Policy analysis is the methodical examination of policy alternatives that public or private entities could execute to address a challenge. It involves the study of complex societal issues and the potential resolutions to these problems. Policies are formal protocols, rules, or regulations set up by governments or organizations to control, direct, or manage activities. To fully understand the implications of these policies, it is critical to delve into them with incisive policy analyses.

Policy Analysis: The Basics

Policy analysis involves the review and evaluation of potential solutions for public policy issues, considering their potential impacts before they are implemented. Policy analysts use different tools and methods to examine and interpret data and information, including economic analyses, statistical analyses, stakeholder evaluation, and others.

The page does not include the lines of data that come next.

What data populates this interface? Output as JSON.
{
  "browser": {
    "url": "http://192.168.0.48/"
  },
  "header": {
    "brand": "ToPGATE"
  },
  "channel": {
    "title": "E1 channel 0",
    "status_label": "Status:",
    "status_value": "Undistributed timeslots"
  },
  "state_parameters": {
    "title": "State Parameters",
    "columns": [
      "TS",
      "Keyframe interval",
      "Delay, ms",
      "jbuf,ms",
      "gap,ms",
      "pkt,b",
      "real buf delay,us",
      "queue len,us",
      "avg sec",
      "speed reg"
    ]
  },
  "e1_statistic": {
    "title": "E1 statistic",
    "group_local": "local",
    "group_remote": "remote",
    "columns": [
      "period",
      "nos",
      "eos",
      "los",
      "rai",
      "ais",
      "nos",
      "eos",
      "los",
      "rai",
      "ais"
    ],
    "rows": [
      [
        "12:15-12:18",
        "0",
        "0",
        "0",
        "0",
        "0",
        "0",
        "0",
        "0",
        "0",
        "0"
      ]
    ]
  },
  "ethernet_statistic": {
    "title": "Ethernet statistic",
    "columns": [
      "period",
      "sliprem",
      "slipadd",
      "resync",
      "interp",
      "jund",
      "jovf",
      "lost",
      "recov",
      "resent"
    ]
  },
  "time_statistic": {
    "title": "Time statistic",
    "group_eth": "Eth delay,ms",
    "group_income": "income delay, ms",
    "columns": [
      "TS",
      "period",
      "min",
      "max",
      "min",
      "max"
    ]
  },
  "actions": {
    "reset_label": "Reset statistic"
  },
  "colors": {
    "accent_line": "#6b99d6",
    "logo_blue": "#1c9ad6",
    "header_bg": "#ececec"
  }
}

The process generally involves identifying policy options, modeling their potential effects, evaluating these effects against individual criteria, and making recommendations based on these evaluations. For instance, government-initiated healthcare reforms can be scrutinized through policy analysis to identify the potential benefits and drawbacks, including financial implications, social impact and equity concerns.

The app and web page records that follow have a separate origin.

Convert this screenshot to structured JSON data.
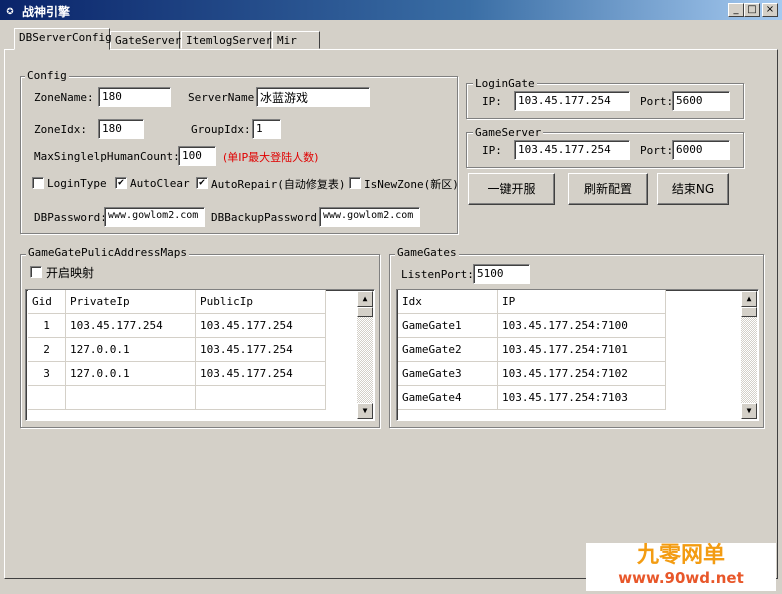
{
  "window": {
    "title": "战神引擎",
    "icon": "app-icon"
  },
  "tabs": [
    {
      "label": "DBServerConfig",
      "active": true
    },
    {
      "label": "GateServer",
      "active": false
    },
    {
      "label": "ItemlogServer",
      "active": false
    },
    {
      "label": "Mir",
      "active": false
    }
  ],
  "config": {
    "group_label": "Config",
    "zone_name_label": "ZoneName:",
    "zone_name_value": "180",
    "server_name_label": "ServerName:",
    "server_name_value": "冰蓝游戏",
    "zone_idx_label": "ZoneIdx:",
    "zone_idx_value": "180",
    "group_idx_label": "GroupIdx:",
    "group_idx_value": "1",
    "max_human_label": "MaxSinglelpHumanCount:",
    "max_human_value": "100",
    "max_human_note": "(单IP最大登陆人数)",
    "login_type_label": "LoginType",
    "login_type_checked": false,
    "auto_clear_label": "AutoClear",
    "auto_clear_checked": true,
    "auto_repair_label": "AutoRepair(自动修复表)",
    "auto_repair_checked": true,
    "is_new_zone_label": "IsNewZone(新区)",
    "is_new_zone_checked": false,
    "db_password_label": "DBPassword:",
    "db_password_value": "www.gowlom2.com",
    "db_backup_password_label": "DBBackupPassword:",
    "db_backup_password_value": "www.gowlom2.com"
  },
  "login_gate": {
    "group_label": "LoginGate",
    "ip_label": "IP:",
    "ip_value": "103.45.177.254",
    "port_label": "Port:",
    "port_value": "5600"
  },
  "game_server": {
    "group_label": "GameServer",
    "ip_label": "IP:",
    "ip_value": "103.45.177.254",
    "port_label": "Port:",
    "port_value": "6000"
  },
  "actions": {
    "one_click_start": "一键开服",
    "refresh_config": "刷新配置",
    "stop_ng": "结束NG"
  },
  "public_maps": {
    "group_label": "GameGatePulicAddressMaps",
    "enable_label": "开启映射",
    "enable_checked": false,
    "columns": [
      "Gid",
      "PrivateIp",
      "PublicIp"
    ],
    "rows": [
      [
        "1",
        "103.45.177.254",
        "103.45.177.254"
      ],
      [
        "2",
        "127.0.0.1",
        "103.45.177.254"
      ],
      [
        "3",
        "127.0.0.1",
        "103.45.177.254"
      ]
    ]
  },
  "game_gates": {
    "group_label": "GameGates",
    "listen_port_label": "ListenPort:",
    "listen_port_value": "5100",
    "columns": [
      "Idx",
      "IP"
    ],
    "rows": [
      [
        "GameGate1",
        "103.45.177.254:7100"
      ],
      [
        "GameGate2",
        "103.45.177.254:7101"
      ],
      [
        "GameGate3",
        "103.45.177.254:7102"
      ],
      [
        "GameGate4",
        "103.45.177.254:7103"
      ]
    ]
  },
  "watermark": {
    "brand": "九零网单",
    "url": "www.90wd.net"
  }
}
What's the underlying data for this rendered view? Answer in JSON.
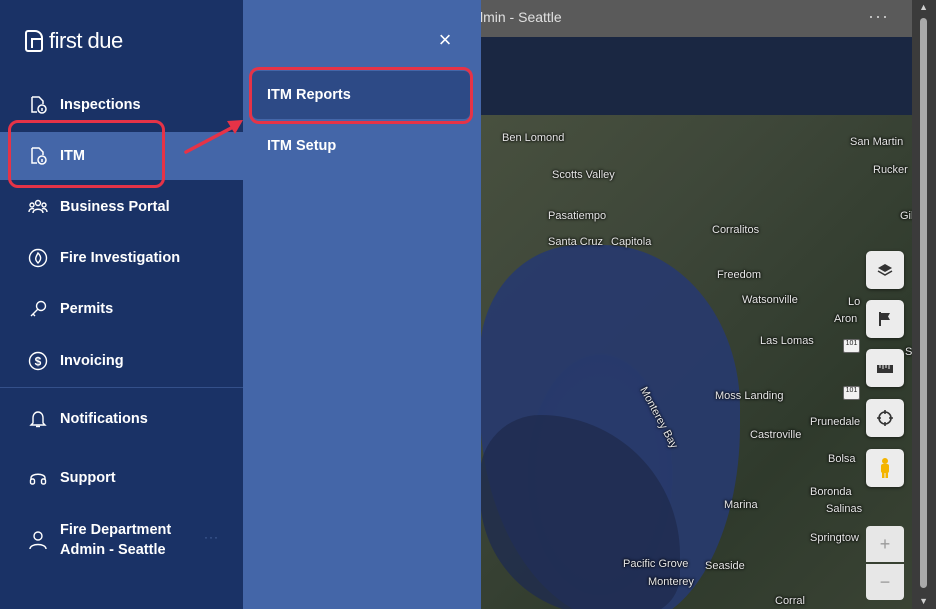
{
  "background_app": {
    "title_fragment": "lmin - Seattle",
    "more_menu": "···"
  },
  "map": {
    "labels": [
      {
        "text": "Ben Lomond"
      },
      {
        "text": "Scotts Valley"
      },
      {
        "text": "Pasatiempo"
      },
      {
        "text": "Santa Cruz"
      },
      {
        "text": "Capitola"
      },
      {
        "text": "Corralitos"
      },
      {
        "text": "Freedom"
      },
      {
        "text": "Watsonville"
      },
      {
        "text": "Las Lomas"
      },
      {
        "text": "Monterey Bay"
      },
      {
        "text": "Moss Landing"
      },
      {
        "text": "Castroville"
      },
      {
        "text": "Prunedale"
      },
      {
        "text": "Bolsa"
      },
      {
        "text": "Boronda"
      },
      {
        "text": "Salinas"
      },
      {
        "text": "Marina"
      },
      {
        "text": "Springtow"
      },
      {
        "text": "Pacific Grove"
      },
      {
        "text": "Seaside"
      },
      {
        "text": "Monterey"
      },
      {
        "text": "Corral"
      },
      {
        "text": "San Martin"
      },
      {
        "text": "Rucker"
      },
      {
        "text": "Gil"
      },
      {
        "text": "Lo"
      },
      {
        "text": "Aron"
      },
      {
        "text": "S"
      }
    ],
    "route_shields": [
      "101",
      "101"
    ],
    "controls": {
      "zoom_in": "+",
      "zoom_out": "−"
    }
  },
  "sidebar": {
    "logo_text": "first due",
    "items": [
      {
        "label": "Inspections"
      },
      {
        "label": "ITM"
      },
      {
        "label": "Business Portal"
      },
      {
        "label": "Fire Investigation"
      },
      {
        "label": "Permits"
      },
      {
        "label": "Invoicing"
      },
      {
        "label": "Notifications"
      },
      {
        "label": "Support"
      }
    ],
    "user": {
      "line1": "Fire Department",
      "line2": "Admin - Seattle",
      "more": "···"
    }
  },
  "submenu": {
    "close": "×",
    "items": [
      {
        "label": "ITM Reports"
      },
      {
        "label": "ITM Setup"
      }
    ]
  },
  "colors": {
    "sidebar_bg": "#1a3266",
    "active_bg": "#4466a8",
    "highlight": "#e63347"
  }
}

Rules & Regulations: The Implications

Rules and regulations are intrinsic to the policy environment of any administration. They enforce order, act as a system for governance, ensure fairness, and protect rights within society. However, they can also have significant implications that must be thoroughly evaluated.

Economic Implications: Policies often have direct economic implications. For instance, policies for business and trade influence market dynamics and competition levels. They may inadvertently favor large corporations over small businesses, stifle innovation or competition, or create barriers for new market entrants. Conversely, pro-competition policies may lower prices, enhance service quality, and foster innovation.

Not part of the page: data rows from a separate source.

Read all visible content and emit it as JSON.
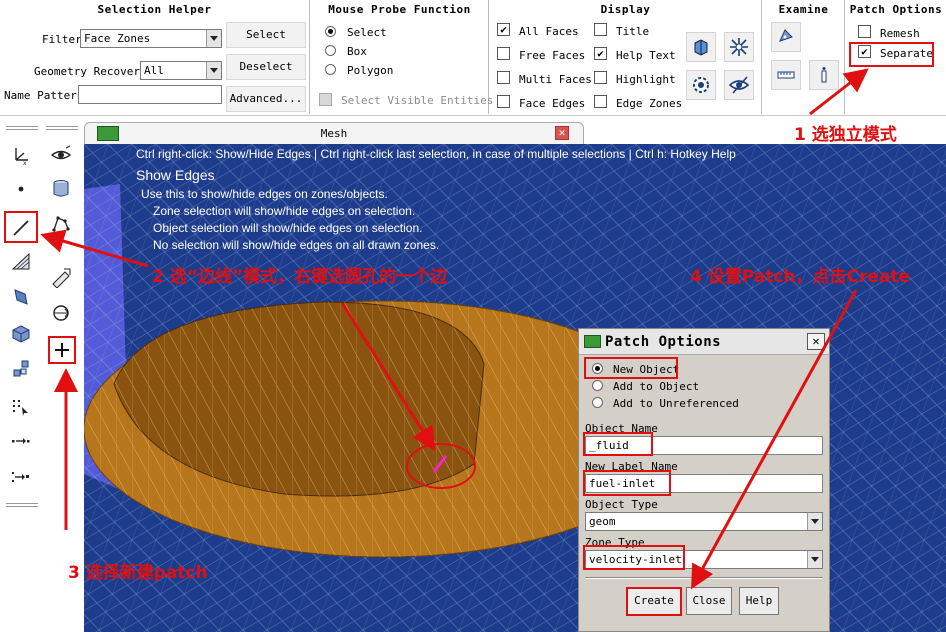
{
  "selection_helper": {
    "title": "Selection Helper",
    "filter_label": "Filter",
    "filter_value": "Face Zones",
    "geometry_recovery_label": "Geometry Recovery",
    "geometry_recovery_value": "All",
    "name_pattern_label": "Name Pattern",
    "name_pattern_value": "",
    "select_label": "Select",
    "deselect_label": "Deselect",
    "advanced_label": "Advanced..."
  },
  "mouse_probe": {
    "title": "Mouse Probe Function",
    "options": [
      "Select",
      "Box",
      "Polygon"
    ],
    "selected": "Select",
    "visible_entities_label": "Select Visible Entities"
  },
  "display": {
    "title": "Display",
    "checks": [
      {
        "label": "All Faces",
        "checked": true
      },
      {
        "label": "Free Faces",
        "checked": false
      },
      {
        "label": "Multi Faces",
        "checked": false
      },
      {
        "label": "Face Edges",
        "checked": false
      },
      {
        "label": "Title",
        "checked": false
      },
      {
        "label": "Help Text",
        "checked": true
      },
      {
        "label": "Highlight",
        "checked": false
      },
      {
        "label": "Edge Zones",
        "checked": false
      }
    ]
  },
  "examine": {
    "title": "Examine"
  },
  "patch_options_panel": {
    "title": "Patch Options",
    "remesh_label": "Remesh",
    "remesh_checked": false,
    "separate_label": "Separate",
    "separate_checked": true
  },
  "mesh_window": {
    "title": "Mesh",
    "hint_line": "Ctrl right-click: Show/Hide Edges | Ctrl right-click last selection, in case of multiple selections | Ctrl h: Hotkey Help",
    "mode_title": "Show Edges",
    "help_lines": [
      "Use this to show/hide edges on zones/objects.",
      "Zone selection will show/hide edges on selection.",
      "Object selection will show/hide edges on selection.",
      "No selection will show/hide edges on all drawn zones."
    ]
  },
  "patch_dialog": {
    "title": "Patch Options",
    "radio_options": [
      "New Object",
      "Add to Object",
      "Add to Unreferenced"
    ],
    "radio_selected": "New Object",
    "object_name_label": "Object Name",
    "object_name_value": "_fluid",
    "new_label_name_label": "New Label Name",
    "new_label_name_value": "fuel-inlet",
    "object_type_label": "Object Type",
    "object_type_value": "geom",
    "zone_type_label": "Zone Type",
    "zone_type_value": "velocity-inlet",
    "create_label": "Create",
    "close_label": "Close",
    "help_label": "Help"
  },
  "annotations": {
    "step1": "1 选独立模式",
    "step2": "2 选“边线”模式，右键选圆孔的一个边",
    "step3": "3 选择新建patch",
    "step4": "4 设置Patch，点击Create"
  },
  "colors": {
    "viewport_bg": "#1e3c8c",
    "surface": "#b8761c",
    "annotation": "#e01010"
  }
}
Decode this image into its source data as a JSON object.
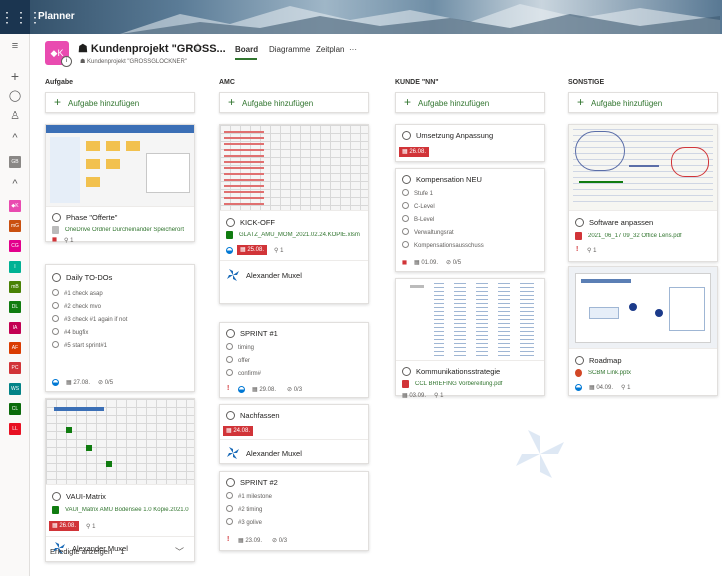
{
  "app": {
    "title": "Planner"
  },
  "plan": {
    "icon_text": "◆K",
    "title": "Kundenprojekt \"GROSS...",
    "subtitle": "Kundenprojekt \"GROSSGLOCKNER\"",
    "info": "i"
  },
  "tabs": [
    {
      "label": "Board",
      "active": true
    },
    {
      "label": "Diagramme",
      "active": false
    },
    {
      "label": "Zeitplan",
      "active": false
    },
    {
      "label": "···",
      "active": false
    }
  ],
  "rail_tiles": [
    {
      "text": "GB",
      "color": "#8a8886"
    },
    {
      "text": "◆K",
      "color": "#e94bb0"
    },
    {
      "text": "mG",
      "color": "#ca5010"
    },
    {
      "text": "CG",
      "color": "#e3008c"
    },
    {
      "text": "I",
      "color": "#00b294"
    },
    {
      "text": "mB",
      "color": "#498205"
    },
    {
      "text": "DL",
      "color": "#107c10"
    },
    {
      "text": "IA",
      "color": "#c30052"
    },
    {
      "text": "AF",
      "color": "#da3b01"
    },
    {
      "text": "PC",
      "color": "#d13438"
    },
    {
      "text": "WS",
      "color": "#038387"
    },
    {
      "text": "CL",
      "color": "#0b6a0b"
    },
    {
      "text": "LL",
      "color": "#e81123"
    }
  ],
  "add_task_label": "Aufgabe hinzufügen",
  "columns": [
    {
      "name": "Aufgabe",
      "cards": [
        {
          "title": "Phase \"Offerte\"",
          "attachment": "OneDrive Ordner Durcheinander Speicherort",
          "attach_count": "1"
        },
        {
          "title": "Daily TO-DOs",
          "items": [
            "#1 check asap",
            "#2 check mvo",
            "#3 check #1 again if not",
            "#4 bugfix",
            "#5 start sprint#1"
          ],
          "date": "27.08.",
          "checklist": "0/5"
        },
        {
          "title": "VAUI-Matrix",
          "attachment": "VAUI_Matrix AMU Bodensee 1.0 Kopie.2021.0",
          "date": "26.08.",
          "attach_count": "1",
          "assignee": "Alexander Muxel"
        }
      ]
    },
    {
      "name": "AMC",
      "cards": [
        {
          "title": "KICK-OFF",
          "attachment": "GLATZ_AMU_MOM_2021.02.24.KOPIE.xlsm",
          "date": "25.08.",
          "attach_count": "1",
          "assignee": "Alexander Muxel"
        },
        {
          "title": "SPRINT #1",
          "items": [
            "timing",
            "offer",
            "confirm#"
          ],
          "date": "29.08.",
          "checklist": "0/3"
        },
        {
          "title": "Nachfassen",
          "date": "24.08.",
          "assignee": "Alexander Muxel"
        },
        {
          "title": "SPRINT #2",
          "items": [
            "#1 milestone",
            "#2 timing",
            "#3 golive"
          ],
          "date": "23.09.",
          "checklist": "0/3"
        }
      ]
    },
    {
      "name": "KUNDE \"NN\"",
      "cards": [
        {
          "title": "Umsetzung Anpassung",
          "date": "26.08."
        },
        {
          "title": "Kompensation NEU",
          "items": [
            "Stufe 1",
            "C-Level",
            "B-Level",
            "Verwaltungsrat",
            "Kompensationsausschuss"
          ],
          "date": "01.09.",
          "checklist": "0/5"
        },
        {
          "title": "Kommunikationsstrategie",
          "attachment": "CCL BRIEFING Vorbereitung.pdf",
          "date": "03.09.",
          "attach_count": "1"
        }
      ]
    },
    {
      "name": "SONSTIGE",
      "cards": [
        {
          "title": "Software anpassen",
          "attachment": "2021_06_17 09_32 Office Lens.pdf",
          "attach_count": "1"
        },
        {
          "title": "Roadmap",
          "attachment": "SCBM Link.pptx",
          "date": "04.09.",
          "attach_count": "1"
        }
      ]
    }
  ],
  "completed": {
    "label": "Erledigte anzeigen",
    "count": "1"
  }
}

Social Implications: Policymakers need to consider the potential social impact of rules and regulations. Policies might affect specific demographic groups differently and can amplify social disparities if not carefully designed and implemented. For example, educational policies that don’t account for low-income families can exacerbate educational inequities.

Environmental Implications: Many policies also have environmental implications. Environmental regulations aim to protect natural resources and ensure sustainable development. However, these can also impact industries, especially those dependent on natural resources. The trade-off between environmental conservation and economic development often presents a challenge for policy analysts.

Ethical Implications: Ethics plays a crucial role in policy development and implementation. Policies must uphold the principles of justice, fairness, and respect for individual rights. Analyses should therefore ensure that rules and regulations do not violate ethical norms or discriminate against specific groups.

Policy analysis enables a comprehensive understanding and assessment of policies, ensuring that they are feasible, beneficial, and equitable. It helps identify potential loopholes and effects to fine-tune policies before their execution.

However, it is worth mentioning that policy analysis itself is not immune to biases and limitations. It heavily relies on the quality of data, choice of evaluation methodologies, and the policy analyst’s perspective. Therefore, ensuring a transparent, inclusive, and rigorous approach to policy analyses is crucial to reap its full benefits.

In conclusion, incisive policy analysis is a vital tool in the policymaking process. It allows for robust evaluation of rules and regulations, providing insights into their potential implications on economic, social, environmental, and ethical fronts. This ultimately ensures more informed decision-making in the policy landscape, fostering rules and regulations that fulfill their intended purpose while minimizing adverse effects.